After my first attempt at netting my garden seemed to have holes in it *giggle*, I decide to up my game. 🙂 I wanted to move the nets up and out from the plants, so that nothing could nibble through the netting. My neighbor mentioned that the deer had totally stripped her mandevilla plant, although to date they’d not touched mine. They (or the groundhogs) had consumed nearly all of the potato vine in the base of that pot, but not the mandevilla itself. I decided that as long as I was going to re-work the netting along the front walk, I’d do “something” about protecting the plants in front of the hedge – which is where there is no longer a pale orange gladiola.
I stared at all the different net and screen material in the store, some nylon/plastic, some wire. I chose nylon netting for 2 reasons: easier to handle and a little less obvious. I stayed with the chicken wire (as opposed to screen material) because I think that webbing is sufficient to deter the deer but still let the insects move about, and let the flowers be seen.
I wanted to drape the net over all the pots along the front walk, but not on the plants directly. I realized that I could use the plant stakes I had already to lift the net up above the plants and out to the sides of the pots. That worked quite nicely. I’ve anchored the bottom under various pots and so far it appears to be stable. It’s only been 3 nights but no obvious damage in those 3 nights.
Protecting the front garden was going to be a bit more tricky. I wanted it protected but not obscured. I needed a fence stretching across the whole front, and hope that the deer would not be smart enough to figure out they could go around the side of the house and come in through the back. 🙂 The only draw-back to the netting that I’ve noticed so far is that I’ve made it difficult for butterflies to get to the flowers. 😦 I realized this when I saw a huge beautiful butterfly on my zinnias.

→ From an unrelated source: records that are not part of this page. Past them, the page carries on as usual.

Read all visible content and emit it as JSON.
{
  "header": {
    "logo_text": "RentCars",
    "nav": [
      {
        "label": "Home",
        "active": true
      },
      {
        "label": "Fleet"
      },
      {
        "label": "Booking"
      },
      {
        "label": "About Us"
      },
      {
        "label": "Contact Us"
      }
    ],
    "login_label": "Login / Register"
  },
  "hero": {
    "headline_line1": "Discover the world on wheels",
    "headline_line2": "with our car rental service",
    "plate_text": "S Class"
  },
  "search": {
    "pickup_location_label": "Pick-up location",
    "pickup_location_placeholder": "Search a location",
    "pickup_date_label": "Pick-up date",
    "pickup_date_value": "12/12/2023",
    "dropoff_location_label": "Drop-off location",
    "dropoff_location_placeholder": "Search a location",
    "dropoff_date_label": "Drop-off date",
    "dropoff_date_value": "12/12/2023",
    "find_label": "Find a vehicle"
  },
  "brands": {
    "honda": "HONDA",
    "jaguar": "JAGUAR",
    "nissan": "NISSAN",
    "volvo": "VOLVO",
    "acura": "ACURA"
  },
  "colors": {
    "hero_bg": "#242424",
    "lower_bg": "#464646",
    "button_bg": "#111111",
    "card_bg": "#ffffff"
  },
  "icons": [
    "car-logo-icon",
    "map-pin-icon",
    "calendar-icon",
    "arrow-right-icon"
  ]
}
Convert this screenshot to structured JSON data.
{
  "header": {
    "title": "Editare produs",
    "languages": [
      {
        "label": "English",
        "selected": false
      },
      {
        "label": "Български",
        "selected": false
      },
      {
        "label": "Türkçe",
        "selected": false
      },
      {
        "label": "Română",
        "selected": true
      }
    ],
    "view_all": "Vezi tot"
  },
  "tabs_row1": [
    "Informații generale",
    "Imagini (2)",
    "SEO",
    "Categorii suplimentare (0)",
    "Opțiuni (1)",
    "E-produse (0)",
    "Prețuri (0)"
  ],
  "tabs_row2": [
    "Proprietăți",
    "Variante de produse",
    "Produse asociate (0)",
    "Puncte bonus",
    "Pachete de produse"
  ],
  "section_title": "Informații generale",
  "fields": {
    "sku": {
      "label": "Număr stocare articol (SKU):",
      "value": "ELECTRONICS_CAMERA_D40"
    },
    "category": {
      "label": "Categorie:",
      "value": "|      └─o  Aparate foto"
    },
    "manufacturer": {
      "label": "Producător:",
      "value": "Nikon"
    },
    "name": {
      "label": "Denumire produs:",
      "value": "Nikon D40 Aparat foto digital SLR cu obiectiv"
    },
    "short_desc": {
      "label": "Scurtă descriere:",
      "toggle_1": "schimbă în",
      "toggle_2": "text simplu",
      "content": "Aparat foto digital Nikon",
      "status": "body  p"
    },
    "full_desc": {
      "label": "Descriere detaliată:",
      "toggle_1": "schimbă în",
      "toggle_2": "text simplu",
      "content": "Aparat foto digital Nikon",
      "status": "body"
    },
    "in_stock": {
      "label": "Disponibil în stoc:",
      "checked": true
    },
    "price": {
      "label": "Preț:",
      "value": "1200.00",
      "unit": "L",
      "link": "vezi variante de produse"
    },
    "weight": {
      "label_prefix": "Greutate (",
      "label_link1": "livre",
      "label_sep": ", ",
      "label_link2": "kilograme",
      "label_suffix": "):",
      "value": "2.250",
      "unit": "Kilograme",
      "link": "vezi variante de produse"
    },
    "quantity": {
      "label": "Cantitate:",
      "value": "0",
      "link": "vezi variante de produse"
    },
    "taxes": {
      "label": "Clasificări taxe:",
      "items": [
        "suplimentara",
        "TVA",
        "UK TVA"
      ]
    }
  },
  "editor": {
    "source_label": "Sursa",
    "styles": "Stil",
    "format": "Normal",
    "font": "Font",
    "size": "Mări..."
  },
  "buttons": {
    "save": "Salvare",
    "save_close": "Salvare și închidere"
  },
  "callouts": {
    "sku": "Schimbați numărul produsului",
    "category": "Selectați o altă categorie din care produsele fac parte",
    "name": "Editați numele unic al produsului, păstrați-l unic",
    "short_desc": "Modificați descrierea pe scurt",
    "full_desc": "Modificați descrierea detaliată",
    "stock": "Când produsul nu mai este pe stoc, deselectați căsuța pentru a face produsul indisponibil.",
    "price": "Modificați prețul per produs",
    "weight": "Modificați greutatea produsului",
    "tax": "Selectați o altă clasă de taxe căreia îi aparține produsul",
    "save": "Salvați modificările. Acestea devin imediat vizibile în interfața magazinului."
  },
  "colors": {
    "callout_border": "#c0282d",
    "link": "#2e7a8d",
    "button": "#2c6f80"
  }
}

I’m not sure I can have it both ways – No to Deer, Yes to Butterflies – but I’ll give it more thought.